Help us expand our reach! Please share this article
The Sisters of St. Joseph and their associates commemorated Oct. 15 the reopening of their Brighton motherhouse’s Blessing of the Holy Family Chapel and the rededication of its new altar, baptismal font and ambry with a Mass celebrated by Archbishop Seán P. O’Malley.
The chapel was built in 1969 based on designs by Sister Louisella Walters, CJS, whose ideas were considered very innovative for the time, said Sister Margaret L. Sullivan, CSJ, who served on the renovation committee.
Central to her design was the unique manipulation of light by nontraditional stained-glass windows, such as the small bits of flame shapes cut through the wall behind the altar. Sister Louisella was forced to rein in her more cutting-edge ideas because of resistance to them, she said.
In addition, the limitations of construction materials and techniques meant Sister Louisella’s full vision for the chapel was not completely realized, she said. During the new construction, it became necessary to replace the ventilation and heating and air conditioning systems in the chapel, so they would work with the systems at the motherhouse. The sisters recognized the opportunity to expand that project to renovate the chapel, Sister Margaret said.
The project brought the chapel closer to Sister Louisella’s vision, and updated the layout to reflect liturgical changes since 1969, she said.
The Church has directed that new worship spaces should be designed to emphasize the whole congregation, rather than just the altar, she said.
It was important that the renovations be faithful to the spirit and history of the order, said Sister Joanne Gallagher, CSJ, a spokeswoman for the order, who also served on the renovation committee.
The baptismal font was an example of the renovation being consistent with the Sisters of St. Joseph’s constitution, said Sister Joanne.
As the water flows up from the center of the round black stone, it forms ripples that are reflected on the ceiling above. These ripples symbolize the order’s call for ever-increasing circles of Communion and community, she said.
Other changes were made to accommodate the reality of some of the older religious women, such as the replacement of benches with individual chairs and the removal of kneelers, Sister Joanne said. Other improvements to the chapel were the replacement of flooring, restoration of the organ and the enhancement of the acoustics.
Before the Mass, the archbishop participated with the sisters in the procession through five Heritage Board stations that recalled the history of the order and ended at the blessing of the new baptismal font and ambry.
“Thank God for the Sisters of St. Joseph and all you do,” Archbishop O’Malley told the sisters in his homily.
He praised the sisters as women of prayer and action, who work for unity and reconciliation. He then challenged them to continue in their religious life. “In today’s world that is so dedicated to entertainment, we as religious must make witness prayer,” he said.
During the dedication, the archbishop anointed the alter with holy oil. Standing at the center behind the altar, the archbishop, first poured the oil in small pools in front of him. Then, holding the right sleeve of his vestments with his left hand, with his right hand he worked the oil in the wood.
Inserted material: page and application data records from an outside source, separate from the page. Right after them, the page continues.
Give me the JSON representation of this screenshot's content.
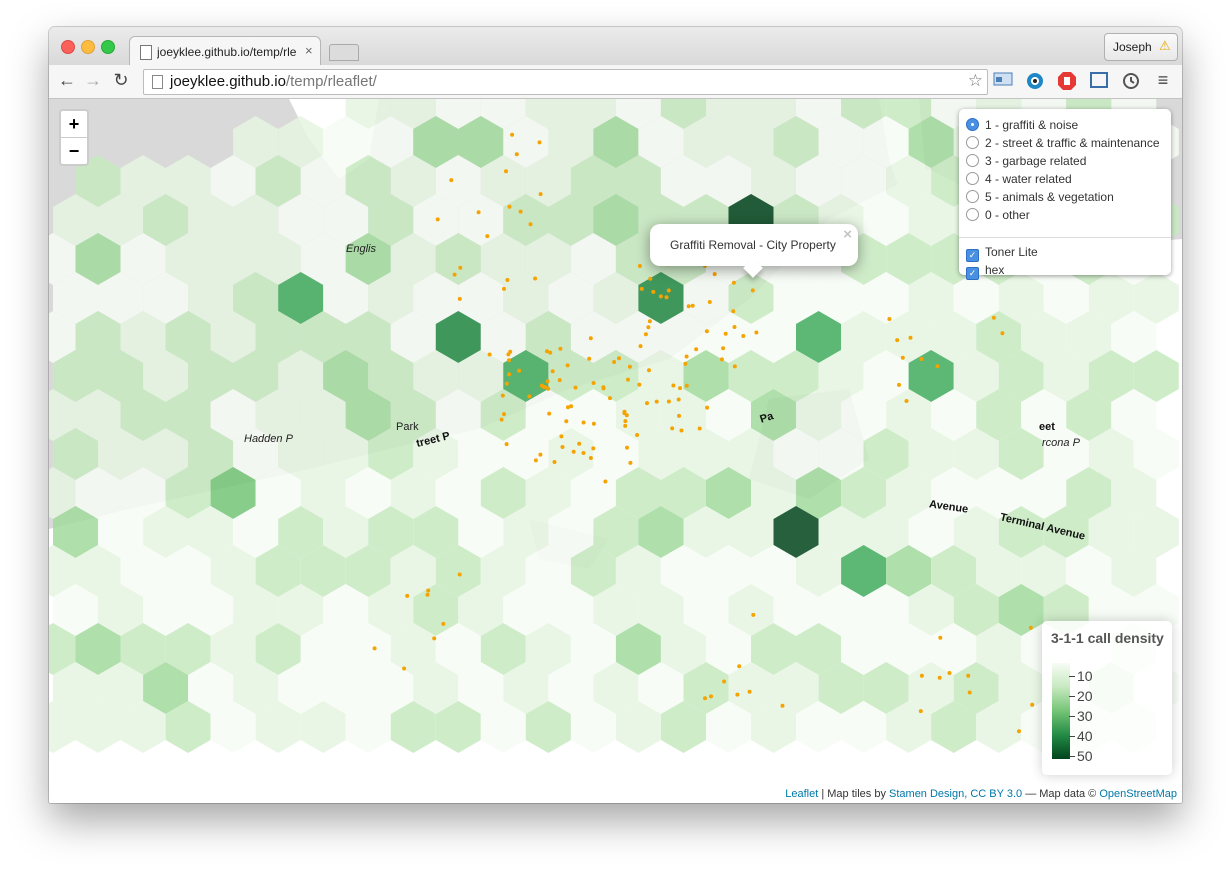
{
  "browser": {
    "tab_title": "joeyklee.github.io/temp/rle",
    "tab_close": "×",
    "profile_name": "Joseph",
    "profile_warning": "⚠",
    "url_host": "joeyklee.github.io",
    "url_path": "/temp/rleaflet/",
    "back_icon": "←",
    "forward_icon": "→",
    "reload_icon": "↻",
    "star_icon": "☆",
    "menu_icon": "≡"
  },
  "map": {
    "zoom_in": "+",
    "zoom_out": "−",
    "popup_text": "Graffiti Removal - City Property",
    "popup_close": "×",
    "labels": {
      "english": "Englis",
      "hadden": "Hadden P",
      "park": "Park",
      "street": "treet P",
      "pa": "Pa",
      "street_right": "eet",
      "strathcona": "rcona P",
      "avenue": "Avenue",
      "terminal": "Terminal Avenue"
    },
    "attribution": {
      "leaflet": "Leaflet",
      "sep": " | Map tiles by ",
      "stamen": "Stamen Design",
      "comma": ", ",
      "license": "CC BY 3.0",
      "dash": " — Map data © ",
      "osm": "OpenStreetMap"
    }
  },
  "layer_control": {
    "base_layers": [
      {
        "label": "1 - graffiti & noise",
        "selected": true
      },
      {
        "label": "2 - street & traffic & maintenance",
        "selected": false
      },
      {
        "label": "3 - garbage related",
        "selected": false
      },
      {
        "label": "4 - water related",
        "selected": false
      },
      {
        "label": "5 - animals & vegetation",
        "selected": false
      },
      {
        "label": "0 - other",
        "selected": false
      }
    ],
    "overlays": [
      {
        "label": "Toner Lite",
        "checked": true
      },
      {
        "label": "hex",
        "checked": true
      }
    ]
  },
  "legend": {
    "title": "3-1-1 call density",
    "ticks": [
      "10",
      "20",
      "30",
      "40",
      "50"
    ],
    "colors": [
      "#f7fcf5",
      "#c7e9c0",
      "#74c476",
      "#238b45",
      "#00441b"
    ]
  },
  "colors": {
    "point": "#f5a300",
    "water": "#d9d9d9"
  }
}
Walking around the new altar in a complete circle, the archbishop made small circles with the oil on the altar until it was covered with an even, glowing coat.
After the incensing of the altar, it was wiped off by Sister Joan Duffy, the order’s president and Ross Miller, the sculptor who created the new lectern, baptismal font and altar. The altar was then donned with a cloth by Sisters Martina Marie Kelly, CSJ, and Elizabeth Conway, CSJ, and it was ready for the Liturgy of the Eucharist. It was important to the sisters that the project be Earth friendly and use local artists, said Sister Joanne. Miller was one such local artist.
Miller said it was wonderful to see how the chapel has come to life compared to how it looked six months ago in the middle of construction.
Originally selected to create just the baptismal font, Miller said he was struck by the extent that the sisters went to during the process to make sure everyone’s opinion was heard. “They would put together groups of sisters asking what they liked and didn’t like,” Miller said.
When he learned that the altar project was available he made a presentation based on other projects he had worked on, and he was selected. Because he did not have a plan for an altar when he started, he made small dollhouse-sized models out of cardboard to show the sisters and get their feedback, he said.
The models grew in size as the altar project progressed, until Miller said he made a full-sized model out of heavy three-walled cardboard which he brought to the chapel for the final go-ahead. The final altar has a wooden top and a bronze base. The base started as a 2,000 pound piece, which was cut down to 1,200 pounds by a jet of water and garnet grit pressurized to 60,000 psi, he said.